Since the shutdown ended, Health and Human Services Secretary Kathleen Sebelius has assumed the lightning rod role for the administration. Calls for her resignation have replaced the Ted-Cruz-devalued messages to repeal or delay the law. As a former state insurance commissioner and Kansas governor, Sebelius had earned positive marks for a steady hand in the three preceding years of health care debate. While her administrative control of the rollout fell short, the role of the Obama White House deserves scrutiny, as well.

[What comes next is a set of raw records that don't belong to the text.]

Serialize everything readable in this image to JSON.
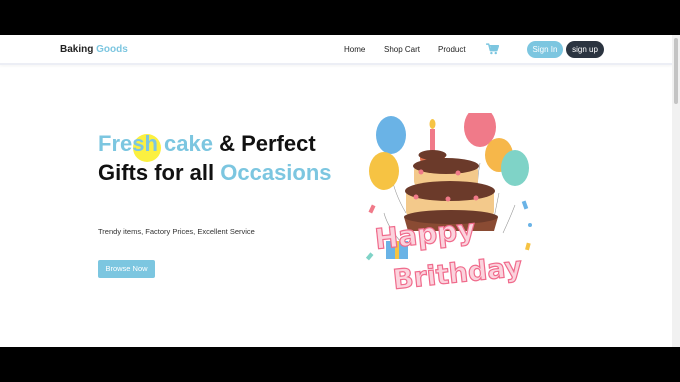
{
  "brand": {
    "name_part1": "Baking",
    "name_part2": "Goods"
  },
  "nav": {
    "links": [
      "Home",
      "Shop Cart",
      "Product"
    ],
    "cart_icon": "shopping-cart-icon",
    "signin_label": "Sign In",
    "signup_label": "sign up"
  },
  "hero": {
    "heading_accent_1": "Fresh cake",
    "heading_middle": " & Perfect Gifts for all ",
    "heading_accent_2": "Occasions",
    "subtitle": "Trendy items, Factory Prices, Excellent Service",
    "cta_label": "Browse Now",
    "image_text": "Happy Brithday"
  },
  "colors": {
    "accent": "#7cc6e0",
    "signup_bg": "#2b3440",
    "cake_pink": "#f06b8c",
    "chocolate": "#6b3a2a"
  }
}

Leading up to the 2012 election, the Administration deferred numerous regulatory decisions which might have offered targets for campaign criticism. As Sen. Cruz, in July 2013, signaled that he would make ObamaCare the center of the fall budget debate, the Administration strategy required that Sebelius and other officials adopt sound-bite silence, lest any candid reflection on the challenges ahead be used to advance the Tea Party cause. The Secretary took one for the team on October 8, with a virtually incoherent appearance with Jon Stewart on The Daily Show as the website problems multiplied early in the month. At the end of the month, she caught more fire from both the writers at Saturday Night Live and members of the House Energy and Commerce Committee where a hot mic picked up her whispering, “Don’t do this to me,” when committee member Henry Waxman (D-CA) called on her to answer a legally impossible hypothetical posed by an openly belligerent House conservative, Billy Long (R-MO).
For Sebelius, and for the Administration, the silver lining in this Congress is that they have scheduled only nineteen more legislative days before the end of the year, so once this series of Committee hearings is complete, she, and they, will have the opportunity to get back to work for the end-of-November deadline.
At the beginning of the next year, our contemporaneous analysis will continue. Another round of budget and debt-ceiling deadlines lie just beyond the turn of the year. With the ACA likely removed from the center of budget decisions, the initial open-enrollment period for insurance coverage is under real stress. The technology fix is promised. The actual enrollment decisions by millions of Americans are yet to come. Because of the rollout problems, however, the Administration may have found cover enough to extend deadlines for open enrollment, perhaps even to defer first-year tax penalties without conceding the underlying direction of the law.
Republicans, meanwhile, face another round of struggle for the identity of their party as midterm elections in 2014 set the stage for another Presidential cycle. Fiscal conservatives, whether in the states or in the business communities of Wall Street or Main Street, may find in the ACA a vehicle for joining a return to a more pragmatic brand of Republicanism, including a focus on reducing health care’s cost growth, essential to the nation’s fiscal health. Tea Party leaders may, on the other hand, continue to stir up the base by railing against the tyranny of those who would provide health insurance to millions of individuals left out in the cold.
That battle, like the battle for full implementation of the Affordable Care Act, is far from complete.
Jim Tallon is the president of the United Hospital Fund, a think tank in New York City. He served previously as Majority Leader of the New York State Assembly. political cartoon by DonkeyHotey.